* _WORK INSTRUCTION_: Word for word, set down every record that appears below.

Entries from a dataset of interfaces
##############################

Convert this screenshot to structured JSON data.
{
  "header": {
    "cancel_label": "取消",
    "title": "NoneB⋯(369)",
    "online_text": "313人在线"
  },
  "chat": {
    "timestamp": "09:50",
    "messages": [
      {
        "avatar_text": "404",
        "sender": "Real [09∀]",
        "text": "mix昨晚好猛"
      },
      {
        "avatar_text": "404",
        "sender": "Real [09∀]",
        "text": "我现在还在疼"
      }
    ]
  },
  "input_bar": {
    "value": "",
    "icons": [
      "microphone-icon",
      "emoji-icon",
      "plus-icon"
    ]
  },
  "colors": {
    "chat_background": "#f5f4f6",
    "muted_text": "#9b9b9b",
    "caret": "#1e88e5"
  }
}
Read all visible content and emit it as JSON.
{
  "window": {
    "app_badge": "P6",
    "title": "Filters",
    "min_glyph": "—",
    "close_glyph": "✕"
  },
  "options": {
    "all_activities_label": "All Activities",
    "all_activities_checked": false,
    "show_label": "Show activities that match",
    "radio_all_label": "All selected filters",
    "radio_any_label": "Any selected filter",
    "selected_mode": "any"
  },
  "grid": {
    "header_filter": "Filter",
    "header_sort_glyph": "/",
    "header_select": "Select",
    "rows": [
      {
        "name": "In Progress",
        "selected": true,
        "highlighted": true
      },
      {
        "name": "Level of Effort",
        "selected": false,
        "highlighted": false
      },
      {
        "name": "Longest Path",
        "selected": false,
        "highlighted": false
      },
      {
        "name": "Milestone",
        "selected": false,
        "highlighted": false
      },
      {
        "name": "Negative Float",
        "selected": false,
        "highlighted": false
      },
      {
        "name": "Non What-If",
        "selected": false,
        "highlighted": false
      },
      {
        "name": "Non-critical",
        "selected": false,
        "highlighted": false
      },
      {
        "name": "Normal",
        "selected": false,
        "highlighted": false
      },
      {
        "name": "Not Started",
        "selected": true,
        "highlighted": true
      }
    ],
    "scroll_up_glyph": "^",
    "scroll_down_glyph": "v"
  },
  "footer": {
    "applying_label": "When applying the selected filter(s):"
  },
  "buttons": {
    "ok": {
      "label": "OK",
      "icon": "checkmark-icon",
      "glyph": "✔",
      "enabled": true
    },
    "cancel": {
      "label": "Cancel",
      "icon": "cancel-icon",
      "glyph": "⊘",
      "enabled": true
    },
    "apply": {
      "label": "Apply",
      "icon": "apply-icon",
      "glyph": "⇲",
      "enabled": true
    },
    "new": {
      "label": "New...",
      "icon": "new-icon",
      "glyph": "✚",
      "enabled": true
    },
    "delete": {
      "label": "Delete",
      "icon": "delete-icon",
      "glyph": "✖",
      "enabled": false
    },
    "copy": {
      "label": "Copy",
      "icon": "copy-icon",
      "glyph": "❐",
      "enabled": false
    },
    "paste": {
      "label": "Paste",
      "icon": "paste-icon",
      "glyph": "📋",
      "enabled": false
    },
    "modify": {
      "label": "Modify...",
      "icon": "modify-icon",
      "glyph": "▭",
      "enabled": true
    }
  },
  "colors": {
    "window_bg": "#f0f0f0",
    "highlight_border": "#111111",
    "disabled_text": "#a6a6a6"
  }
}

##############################

* _SOLUTION TO THIS EXERCISE_:
Convert this screenshot to structured JSON data.
{
  "header": {
    "cancel_label": "取消",
    "title": "NoneB⋯(369)",
    "online_text": "313人在线"
  },
  "chat": {
    "timestamp": "09:50",
    "messages": [
      {
        "avatar_text": "404",
        "sender": "Real [09∀]",
        "text": "mix昨晚好猛"
      },
      {
        "avatar_text": "404",
        "sender": "Real [09∀]",
        "text": "我现在还在疼"
      }
    ]
  },
  "input_bar": {
    "value": "",
    "icons": [
      "microphone-icon",
      "emoji-icon",
      "plus-icon"
    ]
  },
  "colors": {
    "chat_background": "#f5f4f6",
    "muted_text": "#9b9b9b",
    "caret": "#1e88e5"
  }
}
Read all visible content and emit it as JSON.
{
  "window": {
    "app_badge": "P6",
    "title": "Filters",
    "min_glyph": "—",
    "close_glyph": "✕"
  },
  "options": {
    "all_activities_label": "All Activities",
    "all_activities_checked": false,
    "show_label": "Show activities that match",
    "radio_all_label": "All selected filters",
    "radio_any_label": "Any selected filter",
    "selected_mode": "any"
  },
  "grid": {
    "header_filter": "Filter",
    "header_sort_glyph": "/",
    "header_select": "Select",
    "rows": [
      {
        "name": "In Progress",
        "selected": true,
        "highlighted": true
      },
      {
        "name": "Level of Effort",
        "selected": false,
        "highlighted": false
      },
      {
        "name": "Longest Path",
        "selected": false,
        "highlighted": false
      },
      {
        "name": "Milestone",
        "selected": false,
        "highlighted": false
      },
      {
        "name": "Negative Float",
        "selected": false,
        "highlighted": false
      },
      {
        "name": "Non What-If",
        "selected": false,
        "highlighted": false
      },
      {
        "name": "Non-critical",
        "selected": false,
        "highlighted": false
      },
      {
        "name": "Normal",
        "selected": false,
        "highlighted": false
      },
      {
        "name": "Not Started",
        "selected": true,
        "highlighted": true
      }
    ],
    "scroll_up_glyph": "^",
    "scroll_down_glyph": "v"
  },
  "footer": {
    "applying_label": "When applying the selected filter(s):"
  },
  "buttons": {
    "ok": {
      "label": "OK",
      "icon": "checkmark-icon",
      "glyph": "✔",
      "enabled": true
    },
    "cancel": {
      "label": "Cancel",
      "icon": "cancel-icon",
      "glyph": "⊘",
      "enabled": true
    },
    "apply": {
      "label": "Apply",
      "icon": "apply-icon",
      "glyph": "⇲",
      "enabled": true
    },
    "new": {
      "label": "New...",
      "icon": "new-icon",
      "glyph": "✚",
      "enabled": true
    },
    "delete": {
      "label": "Delete",
      "icon": "delete-icon",
      "glyph": "✖",
      "enabled": false
    },
    "copy": {
      "label": "Copy",
      "icon": "copy-icon",
      "glyph": "❐",
      "enabled": false
    },
    "paste": {
      "label": "Paste",
      "icon": "paste-icon",
      "glyph": "📋",
      "enabled": false
    },
    "modify": {
      "label": "Modify...",
      "icon": "modify-icon",
      "glyph": "▭",
      "enabled": true
    }
  },
  "colors": {
    "window_bg": "#f0f0f0",
    "highlight_border": "#111111",
    "disabled_text": "#a6a6a6"
  }
}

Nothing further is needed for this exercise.